POLK COUNTY — A “fireball” reported over Polk County on Thursday was most likely a “contrail that got a lot of attention,” said Jim Todd, director of Space Science Education at OMSI.
“I know people will be kind of disappointed, but it’s something we learn from,” Todd said. “We can’t take one data alone; it takes multiple data to come to a conclusion. The more data you have, the better results you can come out with. It’s nice that people are looking.”
The initial report came through as a 911 call, Sheriff Mark Garton said.
“A guy was outside and had heard an airplane — what he thought was an airplane,” he said. “And then heard a boom. He looked up and saw this fireball right where the plane was.”
He managed to grab a couple of photos of the “fireball.” Garton said because they thought it might be a plane, deputies coordinated a search for wreckage.
“We called LifeFlight, because they’d offered to help us in the past, just to see if there was wreckage,” Garton said. LifeFlight has an infrared type of device, and didn’t see anything register on that either, Garton said.
Someone commented on the sheriff’s Facebook page suggesting it was debris from the international space station. Todd said that was unlikely.
“It would have been national news,” Todd said. “Anytime there’s just debris from a man-made satellite, it would have left a trail that would have lasted probably 10 seconds across the sky, and it would have been reported, meaning NASA or China or European space agencies would have reported that such-and-such has entered the atmosphere and burned up.”
Todd said it had an illusion of being a fireball, because it was at sunset.
“Two things were in play,” he said. “We just passed leonids meteor shower, a major meteor shower, but that object isn’t until sunrise.”
The so-called unicorn meteor shower was happening in Europe, so that was ruled out also, Todd said.
One reason Todd said the sight was likely a contrail is that no other pictures or video exist.

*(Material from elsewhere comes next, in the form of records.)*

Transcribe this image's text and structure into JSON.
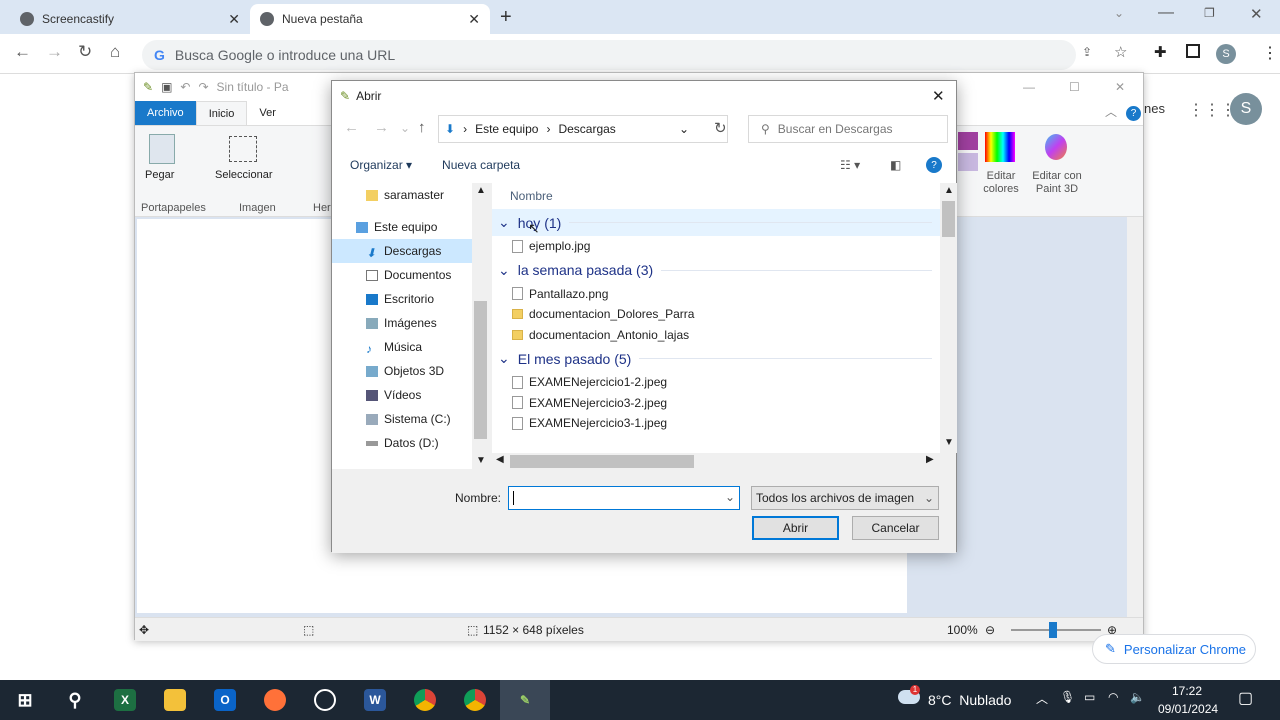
{
  "browser": {
    "tabs": [
      {
        "label": "Screencastify",
        "active": false
      },
      {
        "label": "Nueva pestaña",
        "active": true
      }
    ],
    "omnibox_placeholder": "Busca Google o introduce una URL",
    "profile_initial": "S",
    "page_partial_text": "nes",
    "customize_label": "Personalizar Chrome"
  },
  "paint": {
    "title": "Sin título - Pa",
    "tabs": [
      "Archivo",
      "Inicio",
      "Ver"
    ],
    "ribbon": {
      "paste": "Pegar",
      "select": "Seleccionar",
      "groups": [
        "Portapapeles",
        "Imagen",
        "Herr"
      ],
      "edit_colors": "Editar colores",
      "edit_paint3d": "Editar con Paint 3D"
    },
    "status": {
      "dimensions": "1152 × 648 píxeles",
      "zoom": "100%"
    }
  },
  "dialog": {
    "title": "Abrir",
    "breadcrumb": [
      "Este equipo",
      "Descargas"
    ],
    "search_placeholder": "Buscar en Descargas",
    "organize": "Organizar",
    "new_folder": "Nueva carpeta",
    "tree": [
      {
        "label": "saramaster",
        "icon": "folder"
      },
      {
        "label": "Este equipo",
        "icon": "pc"
      },
      {
        "label": "Descargas",
        "icon": "download",
        "selected": true
      },
      {
        "label": "Documentos",
        "icon": "doc"
      },
      {
        "label": "Escritorio",
        "icon": "desktop"
      },
      {
        "label": "Imágenes",
        "icon": "image"
      },
      {
        "label": "Música",
        "icon": "music"
      },
      {
        "label": "Objetos 3D",
        "icon": "3d"
      },
      {
        "label": "Vídeos",
        "icon": "video"
      },
      {
        "label": "Sistema (C:)",
        "icon": "drive"
      },
      {
        "label": "Datos (D:)",
        "icon": "drive"
      }
    ],
    "column_header": "Nombre",
    "groups": [
      {
        "label": "hoy (1)",
        "files": [
          {
            "name": "ejemplo.jpg",
            "type": "file"
          }
        ]
      },
      {
        "label": "la semana pasada (3)",
        "files": [
          {
            "name": "Pantallazo.png",
            "type": "file"
          },
          {
            "name": "documentacion_Dolores_Parra",
            "type": "folder"
          },
          {
            "name": "documentacion_Antonio_lajas",
            "type": "folder"
          }
        ]
      },
      {
        "label": "El mes pasado (5)",
        "files": [
          {
            "name": "EXAMENejercicio1-2.jpeg",
            "type": "file"
          },
          {
            "name": "EXAMENejercicio3-2.jpeg",
            "type": "file"
          },
          {
            "name": "EXAMENejercicio3-1.jpeg",
            "type": "file"
          }
        ]
      }
    ],
    "filename_label": "Nombre:",
    "filename_value": "",
    "filter": "Todos los archivos de imagen",
    "open": "Abrir",
    "cancel": "Cancelar"
  },
  "taskbar": {
    "weather": "8°C  Nublado",
    "weather_badge": "1",
    "time": "17:22",
    "date": "09/01/2024"
  }
}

A fireball is an object that is very likely an asteroid entering the Earth’s atmosphere, Todd said. It can be the size of a basketball or a grain of sand. When it enters the atmosphere at a great speed — about 15,000 mph — it creates friction and pressure, which creates the light show.
However, this happens at 50 or 60 miles up.

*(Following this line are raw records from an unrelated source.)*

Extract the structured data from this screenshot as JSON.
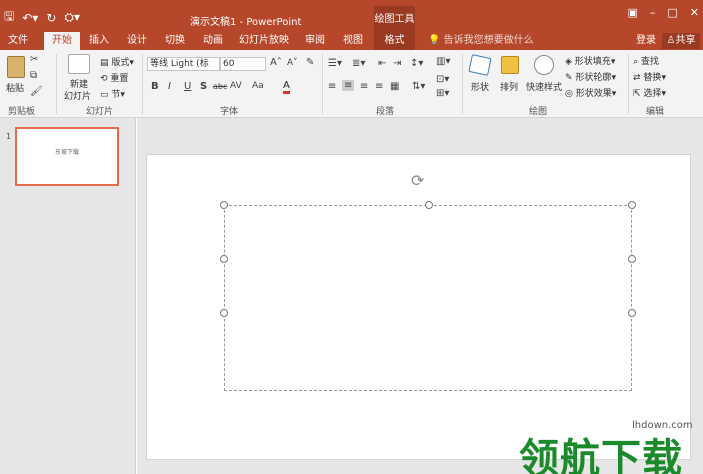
{
  "titlebar": {
    "doc_title": "演示文稿1 - PowerPoint",
    "tools_tab": "绘图工具",
    "qat_icons": [
      "save-icon",
      "undo-icon",
      "redo-icon",
      "customize-icon"
    ]
  },
  "tabs": [
    "文件",
    "开始",
    "插入",
    "设计",
    "切换",
    "动画",
    "幻灯片放映",
    "审阅",
    "视图",
    "格式"
  ],
  "active_tab": "开始",
  "tellme": "告诉我您想要做什么",
  "login": "登录",
  "share": "共享",
  "ribbon": {
    "clipboard": {
      "paste": "粘贴",
      "label": "剪贴板"
    },
    "slides": {
      "new_slide_1": "新建",
      "new_slide_2": "幻灯片",
      "layout": "版式",
      "reset": "重置",
      "section": "节",
      "label": "幻灯片"
    },
    "font": {
      "name": "等线 Light (标",
      "size": "60",
      "label": "字体",
      "bold": "B",
      "italic": "I",
      "underline": "U",
      "shadow": "S",
      "strike": "abc",
      "spacing": "AV",
      "case": "Aa",
      "color": "A"
    },
    "paragraph": {
      "label": "段落"
    },
    "drawing": {
      "shapes": "形状",
      "arrange": "排列",
      "quick_styles": "快速样式",
      "fill": "形状填充",
      "outline": "形状轮廓",
      "effects": "形状效果",
      "label": "绘图"
    },
    "editing": {
      "find": "查找",
      "replace": "替换",
      "select": "选择",
      "label": "编辑"
    }
  },
  "thumbnail": {
    "number": "1",
    "text": "东坡下载"
  },
  "watermark": {
    "logo": "领航下载",
    "url": "lhdown.com"
  }
}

“At that distance, you can see most of Oregon,” Todd said. “Everybody would have noticed it.”
From the Coast to Portland and Eugene, people would have seen it.
Another thing that ruled out a fireball: It didn’t register on Doplar radar.
“Doplar is a very good source, because it will show up,” Todd said.
Todd noted that the Earth is bombarded by debris every day, but most of it burns up before it gets through the atmosphere. When it does reach the surface, often it falls into the water unseen.
Todd said that he did not see this incident himself, just the one photo.
“If somebody has a video, please send it!” he said.